The little old Ragman – he came to a garbage dump. And then I wanted to help him in what he did, but I hung back, hiding. He climbed a hill. With tormented labor he cleared a little space on that hill. Then he sighed. He lay down. He pillowed his head on a handkerchief and a jacket. He covered his bones with an army jacket. And he died.
Oh, how I cried to witness that death! I slumped in a junked car and wailed and mourned as one who has no hope – because I had come to love the Ragman. Every other face had faded in wonder of this man, and I cherished him; but he died.  I cried myself to sleep.
I did not know – how could I know? – that I slept through Friday night and Saturday and its night, too.
But then, on Sunday morning, I was wakened by a violence. Light – pure, hard, demanding light – slammed against my sour face, and I blinked, and I looked, and I saw the last and the first wonder of all. There was the Ragman, folding the blanket most carefully, a scar on his forehead, but alive! And, besides that, healthy! There was no sign of sorrow nor of age, and all the rags that he had gathered shined for cleanliness.
Well, then I lowered my head and, trembling for all that I had seen, I myself walked up to the Ragman. I told him my name with shame, for I was a sorry figure next to him. Then I took off all my clothes in that place, and I said to him with dear yearning in my voice: “Dress me”.
He dressed me. My Lord, he put new rags on me, and I am a wonder beside him. The Ragman, the Ragman, the Christ!

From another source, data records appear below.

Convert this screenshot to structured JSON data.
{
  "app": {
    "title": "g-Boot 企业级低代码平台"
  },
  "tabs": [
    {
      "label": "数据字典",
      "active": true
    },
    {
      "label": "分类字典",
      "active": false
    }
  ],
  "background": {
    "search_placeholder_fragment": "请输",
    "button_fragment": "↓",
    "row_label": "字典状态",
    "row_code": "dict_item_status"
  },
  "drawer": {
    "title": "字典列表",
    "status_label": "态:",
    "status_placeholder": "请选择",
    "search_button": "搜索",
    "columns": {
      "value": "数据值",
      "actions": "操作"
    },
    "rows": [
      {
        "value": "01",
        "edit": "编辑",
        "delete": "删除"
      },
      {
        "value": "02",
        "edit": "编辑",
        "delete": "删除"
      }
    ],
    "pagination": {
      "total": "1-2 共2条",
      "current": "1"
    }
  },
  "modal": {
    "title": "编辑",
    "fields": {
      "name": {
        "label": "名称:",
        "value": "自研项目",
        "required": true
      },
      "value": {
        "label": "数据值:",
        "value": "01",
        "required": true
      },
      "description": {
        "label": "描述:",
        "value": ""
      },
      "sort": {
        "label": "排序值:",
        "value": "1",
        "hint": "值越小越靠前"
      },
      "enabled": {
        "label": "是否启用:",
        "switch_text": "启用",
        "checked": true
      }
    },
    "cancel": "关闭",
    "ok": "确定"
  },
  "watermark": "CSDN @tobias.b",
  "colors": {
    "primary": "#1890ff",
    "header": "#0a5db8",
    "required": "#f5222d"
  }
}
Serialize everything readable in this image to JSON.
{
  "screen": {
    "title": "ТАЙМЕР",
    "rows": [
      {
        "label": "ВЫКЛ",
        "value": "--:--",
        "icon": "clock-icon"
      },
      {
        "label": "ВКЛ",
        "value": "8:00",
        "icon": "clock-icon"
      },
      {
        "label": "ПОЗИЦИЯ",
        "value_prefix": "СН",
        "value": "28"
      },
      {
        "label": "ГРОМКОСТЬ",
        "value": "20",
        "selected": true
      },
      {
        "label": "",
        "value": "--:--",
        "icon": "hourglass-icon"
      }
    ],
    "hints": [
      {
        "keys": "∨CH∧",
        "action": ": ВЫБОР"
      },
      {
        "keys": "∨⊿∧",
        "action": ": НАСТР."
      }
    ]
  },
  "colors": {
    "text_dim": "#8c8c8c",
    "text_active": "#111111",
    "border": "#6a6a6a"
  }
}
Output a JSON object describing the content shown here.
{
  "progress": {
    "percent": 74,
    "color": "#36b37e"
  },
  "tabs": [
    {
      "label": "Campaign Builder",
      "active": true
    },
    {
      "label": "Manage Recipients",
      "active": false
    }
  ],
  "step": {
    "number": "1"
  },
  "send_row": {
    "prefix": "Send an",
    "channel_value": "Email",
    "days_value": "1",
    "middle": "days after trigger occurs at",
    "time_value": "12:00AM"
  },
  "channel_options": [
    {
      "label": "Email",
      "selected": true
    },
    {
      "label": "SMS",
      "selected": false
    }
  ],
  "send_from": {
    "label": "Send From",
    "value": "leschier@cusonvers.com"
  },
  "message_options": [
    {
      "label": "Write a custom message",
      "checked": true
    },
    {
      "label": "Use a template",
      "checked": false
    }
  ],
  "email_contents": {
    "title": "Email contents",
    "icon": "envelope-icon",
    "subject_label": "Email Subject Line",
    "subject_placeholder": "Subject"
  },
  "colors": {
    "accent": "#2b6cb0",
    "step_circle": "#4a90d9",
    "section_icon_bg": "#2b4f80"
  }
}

Wednesday, September 19, 2012

CP 189 The devil and the deep blue sea...

CP 189 The devil and the deep blue sea…

Rosemarie and I have just returned from a family visit in the United States. Our time there coincided with the nominating conventions of both the Republicans (Mitt Romney) and the Democrats (Barack Obama). It got me thinking.

As a follower of Jesus the Christ I heard and observed the goings-on through the filter of my faith and my knowledge of the will and way of our Lord God as we know it from scripture. My understandings are certainly not infallible, and I can only express things as I saw them. I came away wondering how on earth Christians were supposed to decide for whom they could and would vote.

Consider first Mr Romney. He is a Mormon. He may use words similar to mine about God and about Jesus Christ but what he believes about God the Father and Jesus the Christ is fundamentally different from what Christians believe. Many Christians I know would find it exceedingly difficult to vote for him on that basis alone. Looking further, the Republicans appear to harbour resentment and reluctance about a social welfare safety-net. It comes across to me as a begrudgement of help to those who cannot help themselves. That grates against the notion that Christians have a particular call to look out for the ‘little people’ in our communities.

Now consider Mr Obama. He is liked by many around the world. He professes to be a Christian, and appears to be compassionate. But Mr Obama strongly supports compulsory funding by insurance companies for abortions. (I’m not 100% sure of the right wording but you get the idea.) He is also a supporter of same-sex marriage.

What does one do? Choose the lesser of two evils? Is opting out a godly response? The only thing I can come up with is to suggest that all of us pray for Americans, and especially American Christians at this time.

Some extra comments. First, we Australians are faced with similar challenges when we vote.

Secondly, it has sometimes been asserted that Mr Obama is a secret Muslim. His support for gay marriage and his pro-abortion stance would say it can’t be true.

Thirdly what to make of Luther’s remark that it would be better to be governed by a wise Turk than a Christian fool? Make that Mormon in place of Turk. Was he right? And what do you make of old Doc Hamann’s comment at Seminary that if he needed a heart operation and his choices were a Mormon surgeon or a Christian one, his choice would be determined only by whoever was the better surgeon!

I’ve rambled on a bit. Sorry if it comes across that way. Rejoice that the Father deals with us graciously through his eternal Son who is the Christ.